|US20050124521 *||Dec 3, 2004||Jun 9, 2005||The Procter & Gamble Company||Automatic machine laundering of fabrics|
|US20060070997 *||Sep 28, 2005||Apr 6, 2006||Sjoholm Johan B||Device and method for sterilisation, filling and sealing of a package|
|US20060180607 *||Jul 9, 2004||Aug 17, 2006||Reckitt Benckiser N.V.||Closure|
|US20070181524 *||Apr 12, 2007||Aug 9, 2007||Sjoholm Johan B||Device and method for sterilisation, filling and sealing of a package|

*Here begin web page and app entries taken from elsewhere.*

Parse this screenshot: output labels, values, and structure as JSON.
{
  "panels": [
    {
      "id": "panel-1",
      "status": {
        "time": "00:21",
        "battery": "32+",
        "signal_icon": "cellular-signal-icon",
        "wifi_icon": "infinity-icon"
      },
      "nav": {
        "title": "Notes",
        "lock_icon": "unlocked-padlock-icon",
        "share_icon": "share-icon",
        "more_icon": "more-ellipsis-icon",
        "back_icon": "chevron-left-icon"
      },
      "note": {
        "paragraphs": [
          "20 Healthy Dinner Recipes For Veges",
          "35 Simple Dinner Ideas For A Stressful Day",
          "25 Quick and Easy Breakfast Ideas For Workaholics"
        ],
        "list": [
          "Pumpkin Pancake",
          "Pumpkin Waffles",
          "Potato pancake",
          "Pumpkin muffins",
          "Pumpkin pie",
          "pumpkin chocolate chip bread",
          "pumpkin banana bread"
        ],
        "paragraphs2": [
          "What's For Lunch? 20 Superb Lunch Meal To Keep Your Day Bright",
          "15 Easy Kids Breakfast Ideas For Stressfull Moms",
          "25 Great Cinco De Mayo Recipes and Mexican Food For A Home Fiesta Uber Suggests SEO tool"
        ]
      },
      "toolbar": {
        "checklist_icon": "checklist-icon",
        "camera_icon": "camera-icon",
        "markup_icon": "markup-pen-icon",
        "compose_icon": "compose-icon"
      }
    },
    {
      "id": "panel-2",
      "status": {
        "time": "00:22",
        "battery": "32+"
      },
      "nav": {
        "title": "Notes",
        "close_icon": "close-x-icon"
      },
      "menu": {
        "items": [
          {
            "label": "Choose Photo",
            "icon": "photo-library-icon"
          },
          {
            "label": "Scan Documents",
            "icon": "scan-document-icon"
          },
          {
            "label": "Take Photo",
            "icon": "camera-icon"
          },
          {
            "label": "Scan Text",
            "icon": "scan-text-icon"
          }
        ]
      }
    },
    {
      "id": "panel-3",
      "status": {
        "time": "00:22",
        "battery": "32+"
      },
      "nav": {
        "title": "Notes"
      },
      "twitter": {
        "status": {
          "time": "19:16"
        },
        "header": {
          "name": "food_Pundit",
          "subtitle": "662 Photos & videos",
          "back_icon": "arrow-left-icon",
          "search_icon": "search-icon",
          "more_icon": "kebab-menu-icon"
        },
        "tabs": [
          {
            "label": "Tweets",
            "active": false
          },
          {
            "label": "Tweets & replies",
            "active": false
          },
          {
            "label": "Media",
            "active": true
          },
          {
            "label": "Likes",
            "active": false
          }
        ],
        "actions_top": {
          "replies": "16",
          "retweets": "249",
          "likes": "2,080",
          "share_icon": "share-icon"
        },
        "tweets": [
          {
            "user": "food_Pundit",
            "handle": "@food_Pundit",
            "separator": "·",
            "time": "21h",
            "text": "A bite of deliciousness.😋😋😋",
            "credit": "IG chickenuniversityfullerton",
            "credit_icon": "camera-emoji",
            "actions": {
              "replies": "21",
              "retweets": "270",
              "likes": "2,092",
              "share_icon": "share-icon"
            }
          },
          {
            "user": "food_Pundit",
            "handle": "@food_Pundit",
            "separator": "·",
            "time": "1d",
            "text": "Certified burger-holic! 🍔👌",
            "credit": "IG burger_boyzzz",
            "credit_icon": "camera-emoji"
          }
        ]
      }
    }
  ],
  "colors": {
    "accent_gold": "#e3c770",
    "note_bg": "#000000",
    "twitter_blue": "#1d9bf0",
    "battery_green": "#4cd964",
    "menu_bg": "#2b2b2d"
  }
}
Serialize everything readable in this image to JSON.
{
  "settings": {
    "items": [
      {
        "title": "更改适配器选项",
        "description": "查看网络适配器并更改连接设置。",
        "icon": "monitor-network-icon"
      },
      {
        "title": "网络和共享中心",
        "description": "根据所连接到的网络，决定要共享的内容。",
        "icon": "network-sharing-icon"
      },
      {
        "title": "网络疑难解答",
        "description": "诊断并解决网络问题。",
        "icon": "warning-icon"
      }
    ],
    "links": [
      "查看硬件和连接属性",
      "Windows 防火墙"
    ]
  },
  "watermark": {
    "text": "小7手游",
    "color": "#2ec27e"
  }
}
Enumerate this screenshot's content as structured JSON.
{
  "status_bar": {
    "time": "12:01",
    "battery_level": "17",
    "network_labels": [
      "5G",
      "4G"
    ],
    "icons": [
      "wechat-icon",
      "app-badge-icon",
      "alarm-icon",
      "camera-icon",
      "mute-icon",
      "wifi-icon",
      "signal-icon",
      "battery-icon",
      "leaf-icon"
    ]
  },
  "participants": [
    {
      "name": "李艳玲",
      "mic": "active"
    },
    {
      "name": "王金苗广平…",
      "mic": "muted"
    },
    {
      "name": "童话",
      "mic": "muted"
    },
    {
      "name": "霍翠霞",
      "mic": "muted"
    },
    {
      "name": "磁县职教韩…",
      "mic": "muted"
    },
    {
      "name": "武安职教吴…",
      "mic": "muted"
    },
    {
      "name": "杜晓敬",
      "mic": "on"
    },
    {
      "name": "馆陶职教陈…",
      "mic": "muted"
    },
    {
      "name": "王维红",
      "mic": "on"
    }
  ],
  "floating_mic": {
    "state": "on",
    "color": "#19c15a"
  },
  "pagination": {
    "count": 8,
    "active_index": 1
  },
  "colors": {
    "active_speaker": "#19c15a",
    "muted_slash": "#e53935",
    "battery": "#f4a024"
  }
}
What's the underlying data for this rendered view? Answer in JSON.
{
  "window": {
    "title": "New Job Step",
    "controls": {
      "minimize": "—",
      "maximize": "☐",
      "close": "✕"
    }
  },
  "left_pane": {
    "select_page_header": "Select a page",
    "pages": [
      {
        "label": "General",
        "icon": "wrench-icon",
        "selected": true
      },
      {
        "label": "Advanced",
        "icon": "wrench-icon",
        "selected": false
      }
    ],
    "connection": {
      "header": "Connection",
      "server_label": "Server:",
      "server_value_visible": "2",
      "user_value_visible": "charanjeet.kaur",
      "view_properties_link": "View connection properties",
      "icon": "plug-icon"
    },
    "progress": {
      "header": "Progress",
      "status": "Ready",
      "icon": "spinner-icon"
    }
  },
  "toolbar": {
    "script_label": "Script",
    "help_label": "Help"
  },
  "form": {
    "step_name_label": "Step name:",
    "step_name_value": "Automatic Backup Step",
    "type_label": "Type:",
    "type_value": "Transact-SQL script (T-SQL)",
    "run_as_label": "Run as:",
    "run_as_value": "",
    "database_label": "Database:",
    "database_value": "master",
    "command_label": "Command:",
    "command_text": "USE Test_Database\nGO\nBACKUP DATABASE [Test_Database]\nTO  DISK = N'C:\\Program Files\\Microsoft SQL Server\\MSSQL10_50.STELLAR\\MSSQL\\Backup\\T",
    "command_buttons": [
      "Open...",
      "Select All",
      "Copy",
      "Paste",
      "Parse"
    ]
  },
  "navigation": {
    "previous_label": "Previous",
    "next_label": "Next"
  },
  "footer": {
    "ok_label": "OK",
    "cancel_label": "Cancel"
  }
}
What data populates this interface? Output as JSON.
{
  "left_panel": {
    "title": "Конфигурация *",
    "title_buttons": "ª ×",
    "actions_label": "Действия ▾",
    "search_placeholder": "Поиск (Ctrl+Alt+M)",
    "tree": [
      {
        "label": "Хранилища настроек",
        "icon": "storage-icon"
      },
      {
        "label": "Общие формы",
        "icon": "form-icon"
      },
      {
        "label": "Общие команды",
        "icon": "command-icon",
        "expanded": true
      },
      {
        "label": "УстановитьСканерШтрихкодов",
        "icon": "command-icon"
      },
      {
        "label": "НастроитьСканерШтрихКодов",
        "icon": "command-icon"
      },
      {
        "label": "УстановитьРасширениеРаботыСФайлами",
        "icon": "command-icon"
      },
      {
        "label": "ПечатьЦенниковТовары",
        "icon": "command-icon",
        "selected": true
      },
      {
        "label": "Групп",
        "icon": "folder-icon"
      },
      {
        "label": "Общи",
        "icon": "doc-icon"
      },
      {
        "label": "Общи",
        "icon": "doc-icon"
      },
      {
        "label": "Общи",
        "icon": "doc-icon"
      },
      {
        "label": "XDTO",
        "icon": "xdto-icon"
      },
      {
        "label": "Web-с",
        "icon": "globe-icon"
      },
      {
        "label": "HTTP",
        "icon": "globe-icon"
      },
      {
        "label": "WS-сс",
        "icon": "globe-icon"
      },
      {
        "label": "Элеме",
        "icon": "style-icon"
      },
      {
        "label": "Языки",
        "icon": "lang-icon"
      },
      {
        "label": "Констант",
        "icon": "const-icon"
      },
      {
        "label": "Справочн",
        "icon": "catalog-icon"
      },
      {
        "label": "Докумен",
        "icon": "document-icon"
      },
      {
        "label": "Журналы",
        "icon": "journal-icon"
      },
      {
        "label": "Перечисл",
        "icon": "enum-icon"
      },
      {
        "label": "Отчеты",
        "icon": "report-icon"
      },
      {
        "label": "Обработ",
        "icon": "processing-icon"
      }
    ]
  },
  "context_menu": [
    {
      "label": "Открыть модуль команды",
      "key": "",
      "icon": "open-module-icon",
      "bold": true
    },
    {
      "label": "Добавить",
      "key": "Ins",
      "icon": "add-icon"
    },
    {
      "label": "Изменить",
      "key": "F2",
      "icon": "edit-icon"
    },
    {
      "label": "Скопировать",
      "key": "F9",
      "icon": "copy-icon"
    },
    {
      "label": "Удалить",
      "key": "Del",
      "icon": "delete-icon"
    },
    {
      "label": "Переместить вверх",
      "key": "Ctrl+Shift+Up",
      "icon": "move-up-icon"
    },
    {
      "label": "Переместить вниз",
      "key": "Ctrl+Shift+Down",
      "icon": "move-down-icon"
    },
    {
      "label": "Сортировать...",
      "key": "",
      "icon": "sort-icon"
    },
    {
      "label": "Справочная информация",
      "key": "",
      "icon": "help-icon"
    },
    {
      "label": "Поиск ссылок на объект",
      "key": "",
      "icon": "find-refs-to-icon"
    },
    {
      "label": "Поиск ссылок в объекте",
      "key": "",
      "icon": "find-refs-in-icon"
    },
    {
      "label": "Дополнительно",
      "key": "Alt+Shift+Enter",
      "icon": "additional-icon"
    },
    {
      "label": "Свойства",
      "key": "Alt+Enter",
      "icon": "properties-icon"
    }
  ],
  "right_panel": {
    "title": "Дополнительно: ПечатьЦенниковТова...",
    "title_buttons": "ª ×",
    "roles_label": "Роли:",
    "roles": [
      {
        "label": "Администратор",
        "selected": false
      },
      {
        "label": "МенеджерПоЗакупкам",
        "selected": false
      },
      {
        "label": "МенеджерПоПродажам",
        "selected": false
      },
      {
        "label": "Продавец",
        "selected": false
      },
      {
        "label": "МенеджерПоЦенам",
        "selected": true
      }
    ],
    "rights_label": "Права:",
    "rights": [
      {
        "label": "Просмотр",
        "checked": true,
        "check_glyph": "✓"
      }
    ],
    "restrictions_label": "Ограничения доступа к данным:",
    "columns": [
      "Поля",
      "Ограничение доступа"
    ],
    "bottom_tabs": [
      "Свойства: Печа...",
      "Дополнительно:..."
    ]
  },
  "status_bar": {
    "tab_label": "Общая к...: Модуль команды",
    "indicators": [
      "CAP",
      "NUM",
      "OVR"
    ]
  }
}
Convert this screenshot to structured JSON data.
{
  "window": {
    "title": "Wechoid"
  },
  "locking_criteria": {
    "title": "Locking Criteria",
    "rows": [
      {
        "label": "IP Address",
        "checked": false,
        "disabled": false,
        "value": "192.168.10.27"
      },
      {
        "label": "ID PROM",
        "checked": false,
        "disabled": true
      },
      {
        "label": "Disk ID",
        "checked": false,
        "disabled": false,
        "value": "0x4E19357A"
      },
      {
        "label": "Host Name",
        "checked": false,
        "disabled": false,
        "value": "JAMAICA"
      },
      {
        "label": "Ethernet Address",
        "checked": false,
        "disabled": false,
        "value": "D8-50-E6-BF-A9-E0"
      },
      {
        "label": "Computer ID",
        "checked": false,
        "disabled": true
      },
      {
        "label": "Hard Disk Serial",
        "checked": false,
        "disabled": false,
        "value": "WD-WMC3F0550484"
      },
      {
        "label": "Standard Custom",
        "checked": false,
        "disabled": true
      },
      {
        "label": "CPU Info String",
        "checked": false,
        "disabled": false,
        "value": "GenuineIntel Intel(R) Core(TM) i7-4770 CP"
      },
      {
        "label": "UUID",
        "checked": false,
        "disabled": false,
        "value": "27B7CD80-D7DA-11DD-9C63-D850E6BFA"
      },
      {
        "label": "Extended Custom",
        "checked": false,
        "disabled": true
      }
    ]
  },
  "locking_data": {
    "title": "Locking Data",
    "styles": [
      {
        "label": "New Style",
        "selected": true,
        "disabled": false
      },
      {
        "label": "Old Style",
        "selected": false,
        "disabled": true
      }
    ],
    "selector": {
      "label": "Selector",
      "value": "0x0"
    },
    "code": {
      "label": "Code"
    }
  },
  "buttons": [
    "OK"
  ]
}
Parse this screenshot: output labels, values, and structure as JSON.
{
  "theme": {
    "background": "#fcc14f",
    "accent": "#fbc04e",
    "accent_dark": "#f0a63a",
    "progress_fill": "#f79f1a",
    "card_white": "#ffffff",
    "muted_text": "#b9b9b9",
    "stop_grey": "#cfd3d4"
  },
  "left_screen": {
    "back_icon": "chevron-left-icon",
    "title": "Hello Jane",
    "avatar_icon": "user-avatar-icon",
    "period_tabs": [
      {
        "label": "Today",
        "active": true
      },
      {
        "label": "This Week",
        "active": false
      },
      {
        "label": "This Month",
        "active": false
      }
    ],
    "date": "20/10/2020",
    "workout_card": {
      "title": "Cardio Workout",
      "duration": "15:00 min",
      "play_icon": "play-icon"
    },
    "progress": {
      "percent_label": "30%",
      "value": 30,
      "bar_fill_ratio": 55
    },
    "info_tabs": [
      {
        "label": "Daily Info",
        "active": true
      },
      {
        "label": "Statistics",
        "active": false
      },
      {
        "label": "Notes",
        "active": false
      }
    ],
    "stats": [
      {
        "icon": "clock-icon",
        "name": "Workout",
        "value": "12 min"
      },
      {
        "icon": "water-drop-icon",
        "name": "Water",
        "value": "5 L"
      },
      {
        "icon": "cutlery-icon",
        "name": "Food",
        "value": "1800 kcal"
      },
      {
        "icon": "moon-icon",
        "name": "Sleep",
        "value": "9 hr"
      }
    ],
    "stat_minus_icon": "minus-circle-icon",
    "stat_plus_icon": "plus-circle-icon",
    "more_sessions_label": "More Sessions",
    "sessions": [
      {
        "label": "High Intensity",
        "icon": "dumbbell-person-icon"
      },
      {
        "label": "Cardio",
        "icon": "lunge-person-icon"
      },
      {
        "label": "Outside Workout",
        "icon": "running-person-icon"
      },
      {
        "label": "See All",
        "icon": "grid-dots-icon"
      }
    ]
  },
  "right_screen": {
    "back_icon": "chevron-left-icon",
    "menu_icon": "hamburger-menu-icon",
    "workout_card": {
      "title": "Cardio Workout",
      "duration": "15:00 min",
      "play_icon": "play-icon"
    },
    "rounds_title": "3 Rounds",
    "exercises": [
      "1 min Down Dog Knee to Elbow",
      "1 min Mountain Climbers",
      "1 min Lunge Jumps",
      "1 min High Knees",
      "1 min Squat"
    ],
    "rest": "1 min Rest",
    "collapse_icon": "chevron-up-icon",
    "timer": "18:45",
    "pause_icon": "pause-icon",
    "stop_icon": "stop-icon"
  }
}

|US20080277373 *||Nov 21, 2005||Nov 13, 2008||Karl-Ludwig Gibis||Closure With Dispersible Composition|
|US20090056760 *||Oct 27, 2008||Mar 5, 2009||Henkel Ag & Co. Kgaa||Metering Device|
|US20090071106 *||Nov 18, 2008||Mar 19, 2009||Sjoholm Johan B||Device and method for sterilisation, filling and sealing of a package|
|US20110108154 *||Jan 15, 2009||May 12, 2011||Reckitt Benckiser N.V.||Container|
|US20110189431 *||Feb 8, 2011||Aug 4, 2011||Thomas Nicola||Stopper for closing a medical system|
|U.S. Classification||215/232, 215/233|
|International Classification||A47L15/44, D06F39/02, B65D51/00|
|Cooperative Classification||B65D51/00, D06F39/024, A47L15/4445|
|European Classification||A47L15/44D, B65D51/00, D06F39/02C|
|Aug 6, 1986||AS||Assignment|
Owner name: HENKEL KOMMANDITGESELLSCHAFT AUF AKTIEN (HENKEL KG
Free format text: ASSIGNMENT OF ASSIGNORS INTEREST.;ASSIGNORS:KITTSCHER, PETER;BUECHELER, HERBERT;REEL/FRAME:004589/0832
Effective date: 19860725
|Apr 8, 1991||FPAY||Fee payment|
Year of fee payment: 4
|May 30, 1995||REMI||Maintenance fee reminder mailed|
|Oct 22, 1995||LAPS||Lapse for failure to pay maintenance fees|
|Jan 2, 1996||FP||Expired due to failure to pay maintenance fee|
Effective date: 19951025